#### [YOUR TASK]
Every line that holds the word "Output" needs to be copied from the data below.

======== ENTRIES PROVIDED ========

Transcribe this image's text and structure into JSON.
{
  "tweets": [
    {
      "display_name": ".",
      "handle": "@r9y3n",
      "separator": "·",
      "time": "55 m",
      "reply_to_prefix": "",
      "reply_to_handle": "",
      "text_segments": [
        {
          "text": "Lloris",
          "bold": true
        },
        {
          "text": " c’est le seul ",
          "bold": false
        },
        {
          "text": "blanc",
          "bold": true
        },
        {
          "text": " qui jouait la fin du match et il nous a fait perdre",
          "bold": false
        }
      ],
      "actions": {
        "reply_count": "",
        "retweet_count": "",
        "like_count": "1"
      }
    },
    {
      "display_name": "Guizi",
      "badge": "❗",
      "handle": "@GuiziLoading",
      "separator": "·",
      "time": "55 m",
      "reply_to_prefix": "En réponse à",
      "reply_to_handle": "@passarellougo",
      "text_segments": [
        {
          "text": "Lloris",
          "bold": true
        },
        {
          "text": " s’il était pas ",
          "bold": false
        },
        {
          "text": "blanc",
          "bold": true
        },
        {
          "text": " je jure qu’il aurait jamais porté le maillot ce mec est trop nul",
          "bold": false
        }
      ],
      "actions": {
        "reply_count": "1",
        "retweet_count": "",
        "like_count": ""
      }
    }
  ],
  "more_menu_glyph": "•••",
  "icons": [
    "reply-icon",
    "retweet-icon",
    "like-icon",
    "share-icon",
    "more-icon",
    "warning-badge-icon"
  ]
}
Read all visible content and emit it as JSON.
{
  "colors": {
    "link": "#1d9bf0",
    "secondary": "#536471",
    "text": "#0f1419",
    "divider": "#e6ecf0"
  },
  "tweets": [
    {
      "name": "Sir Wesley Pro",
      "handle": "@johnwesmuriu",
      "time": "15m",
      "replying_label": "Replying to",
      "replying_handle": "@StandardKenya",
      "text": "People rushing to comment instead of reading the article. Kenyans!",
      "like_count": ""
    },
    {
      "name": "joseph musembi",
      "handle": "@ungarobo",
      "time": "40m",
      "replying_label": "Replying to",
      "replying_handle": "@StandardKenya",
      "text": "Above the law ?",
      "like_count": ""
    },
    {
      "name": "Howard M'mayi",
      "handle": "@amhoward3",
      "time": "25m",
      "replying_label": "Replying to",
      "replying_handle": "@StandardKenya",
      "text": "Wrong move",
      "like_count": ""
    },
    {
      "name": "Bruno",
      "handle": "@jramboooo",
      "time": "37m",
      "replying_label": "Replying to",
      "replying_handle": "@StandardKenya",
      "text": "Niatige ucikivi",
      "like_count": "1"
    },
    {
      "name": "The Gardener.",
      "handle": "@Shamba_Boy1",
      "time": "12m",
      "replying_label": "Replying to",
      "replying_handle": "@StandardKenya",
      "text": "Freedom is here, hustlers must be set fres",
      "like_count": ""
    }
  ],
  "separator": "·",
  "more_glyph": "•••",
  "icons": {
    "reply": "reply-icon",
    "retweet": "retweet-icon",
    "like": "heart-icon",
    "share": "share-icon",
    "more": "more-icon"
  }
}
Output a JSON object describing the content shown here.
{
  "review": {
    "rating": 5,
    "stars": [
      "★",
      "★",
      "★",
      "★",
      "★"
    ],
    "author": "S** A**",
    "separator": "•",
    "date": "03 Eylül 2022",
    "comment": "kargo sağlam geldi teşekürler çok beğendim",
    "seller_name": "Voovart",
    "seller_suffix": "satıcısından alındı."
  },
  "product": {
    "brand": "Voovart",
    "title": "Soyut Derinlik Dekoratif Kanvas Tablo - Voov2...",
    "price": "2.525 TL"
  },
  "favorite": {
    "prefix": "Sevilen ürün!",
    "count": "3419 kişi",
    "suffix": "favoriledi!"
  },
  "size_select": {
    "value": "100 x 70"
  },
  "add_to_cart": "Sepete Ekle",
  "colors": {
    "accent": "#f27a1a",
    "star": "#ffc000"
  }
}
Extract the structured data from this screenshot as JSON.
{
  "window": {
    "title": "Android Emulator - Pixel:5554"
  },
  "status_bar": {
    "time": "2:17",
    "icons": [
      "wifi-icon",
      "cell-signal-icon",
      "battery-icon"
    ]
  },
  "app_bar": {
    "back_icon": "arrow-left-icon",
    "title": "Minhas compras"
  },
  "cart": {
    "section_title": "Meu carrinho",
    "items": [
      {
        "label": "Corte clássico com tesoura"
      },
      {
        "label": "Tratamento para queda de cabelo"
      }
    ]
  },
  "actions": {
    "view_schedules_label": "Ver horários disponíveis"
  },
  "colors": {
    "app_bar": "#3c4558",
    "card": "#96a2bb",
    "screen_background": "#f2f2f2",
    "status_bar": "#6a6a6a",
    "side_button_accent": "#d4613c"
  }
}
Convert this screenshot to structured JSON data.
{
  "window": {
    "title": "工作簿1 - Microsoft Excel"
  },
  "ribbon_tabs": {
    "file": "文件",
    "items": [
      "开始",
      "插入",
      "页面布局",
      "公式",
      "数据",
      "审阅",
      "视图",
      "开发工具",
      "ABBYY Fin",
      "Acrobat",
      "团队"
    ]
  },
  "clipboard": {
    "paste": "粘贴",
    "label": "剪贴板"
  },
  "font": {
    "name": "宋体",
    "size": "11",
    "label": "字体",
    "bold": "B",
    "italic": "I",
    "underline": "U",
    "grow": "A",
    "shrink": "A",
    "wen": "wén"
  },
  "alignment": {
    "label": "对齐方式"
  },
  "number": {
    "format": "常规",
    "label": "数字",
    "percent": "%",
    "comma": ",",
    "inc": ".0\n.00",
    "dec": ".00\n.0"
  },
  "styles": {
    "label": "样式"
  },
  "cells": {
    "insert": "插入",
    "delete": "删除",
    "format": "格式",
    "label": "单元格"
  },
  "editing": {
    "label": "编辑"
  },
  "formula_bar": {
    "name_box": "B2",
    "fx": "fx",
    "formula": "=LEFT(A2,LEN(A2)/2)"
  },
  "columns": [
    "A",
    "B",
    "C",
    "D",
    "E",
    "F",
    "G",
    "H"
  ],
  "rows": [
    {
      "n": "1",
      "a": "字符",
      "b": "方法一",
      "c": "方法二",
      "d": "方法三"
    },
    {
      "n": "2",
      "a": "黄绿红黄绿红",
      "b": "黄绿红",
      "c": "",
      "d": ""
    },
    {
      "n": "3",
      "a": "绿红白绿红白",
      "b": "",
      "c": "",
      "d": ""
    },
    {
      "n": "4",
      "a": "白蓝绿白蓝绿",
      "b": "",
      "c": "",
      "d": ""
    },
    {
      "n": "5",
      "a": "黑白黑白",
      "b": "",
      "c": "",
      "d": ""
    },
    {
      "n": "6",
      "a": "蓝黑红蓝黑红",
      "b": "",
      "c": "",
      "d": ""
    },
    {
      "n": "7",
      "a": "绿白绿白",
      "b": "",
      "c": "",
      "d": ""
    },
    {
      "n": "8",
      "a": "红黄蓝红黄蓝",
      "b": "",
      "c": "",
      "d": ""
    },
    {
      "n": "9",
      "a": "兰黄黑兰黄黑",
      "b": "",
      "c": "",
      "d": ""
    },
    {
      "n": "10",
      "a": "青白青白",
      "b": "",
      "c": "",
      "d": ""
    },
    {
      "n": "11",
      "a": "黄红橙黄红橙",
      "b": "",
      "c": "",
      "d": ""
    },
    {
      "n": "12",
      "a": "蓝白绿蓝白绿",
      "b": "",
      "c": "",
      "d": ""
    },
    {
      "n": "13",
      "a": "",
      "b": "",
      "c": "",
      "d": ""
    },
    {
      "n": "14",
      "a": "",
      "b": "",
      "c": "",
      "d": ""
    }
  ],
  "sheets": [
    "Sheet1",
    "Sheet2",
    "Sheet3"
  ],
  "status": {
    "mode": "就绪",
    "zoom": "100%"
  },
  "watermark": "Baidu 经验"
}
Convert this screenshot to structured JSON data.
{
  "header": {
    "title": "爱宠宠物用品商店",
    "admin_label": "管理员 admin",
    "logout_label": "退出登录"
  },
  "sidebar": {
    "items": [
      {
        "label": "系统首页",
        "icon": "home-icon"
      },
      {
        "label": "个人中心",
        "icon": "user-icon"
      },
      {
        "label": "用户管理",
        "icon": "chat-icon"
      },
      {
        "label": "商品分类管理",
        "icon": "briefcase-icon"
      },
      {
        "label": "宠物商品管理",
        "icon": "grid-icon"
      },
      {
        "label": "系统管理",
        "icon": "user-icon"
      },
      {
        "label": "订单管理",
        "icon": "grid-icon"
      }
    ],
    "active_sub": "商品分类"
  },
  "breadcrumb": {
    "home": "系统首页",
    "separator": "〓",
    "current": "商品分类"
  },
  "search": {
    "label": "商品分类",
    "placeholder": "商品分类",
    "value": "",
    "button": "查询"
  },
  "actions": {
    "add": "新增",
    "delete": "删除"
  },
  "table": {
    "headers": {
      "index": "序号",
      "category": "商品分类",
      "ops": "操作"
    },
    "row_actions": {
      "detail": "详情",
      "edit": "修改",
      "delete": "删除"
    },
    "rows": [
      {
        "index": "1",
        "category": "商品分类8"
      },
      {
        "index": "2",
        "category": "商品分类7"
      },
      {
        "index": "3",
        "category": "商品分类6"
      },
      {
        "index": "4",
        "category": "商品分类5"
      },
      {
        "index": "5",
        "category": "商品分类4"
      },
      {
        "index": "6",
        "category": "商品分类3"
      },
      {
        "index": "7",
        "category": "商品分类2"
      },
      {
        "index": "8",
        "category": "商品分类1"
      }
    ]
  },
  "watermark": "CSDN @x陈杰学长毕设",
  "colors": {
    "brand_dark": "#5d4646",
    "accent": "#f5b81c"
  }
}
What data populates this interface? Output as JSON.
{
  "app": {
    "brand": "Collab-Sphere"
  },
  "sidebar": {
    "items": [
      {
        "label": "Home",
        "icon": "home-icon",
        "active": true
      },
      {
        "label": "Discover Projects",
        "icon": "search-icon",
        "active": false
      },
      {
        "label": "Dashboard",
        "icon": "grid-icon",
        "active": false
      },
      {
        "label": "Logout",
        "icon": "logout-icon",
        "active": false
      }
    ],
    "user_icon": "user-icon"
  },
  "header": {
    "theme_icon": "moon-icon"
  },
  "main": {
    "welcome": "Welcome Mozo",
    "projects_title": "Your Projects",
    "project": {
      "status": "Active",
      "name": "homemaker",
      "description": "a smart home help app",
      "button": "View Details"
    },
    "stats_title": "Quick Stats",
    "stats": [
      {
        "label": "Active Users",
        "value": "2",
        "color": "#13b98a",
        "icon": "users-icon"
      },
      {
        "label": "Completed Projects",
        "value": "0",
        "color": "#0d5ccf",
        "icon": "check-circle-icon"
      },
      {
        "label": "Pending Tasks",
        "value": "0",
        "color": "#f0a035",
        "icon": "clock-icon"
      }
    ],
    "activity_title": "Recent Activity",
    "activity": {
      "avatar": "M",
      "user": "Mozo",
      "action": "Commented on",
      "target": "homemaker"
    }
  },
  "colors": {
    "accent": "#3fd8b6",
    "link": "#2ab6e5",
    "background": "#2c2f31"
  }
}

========

#### [REPLY TO THE TASK]
Output a JSON object describing the content shown here.
What data populates this interface? Output as JSON.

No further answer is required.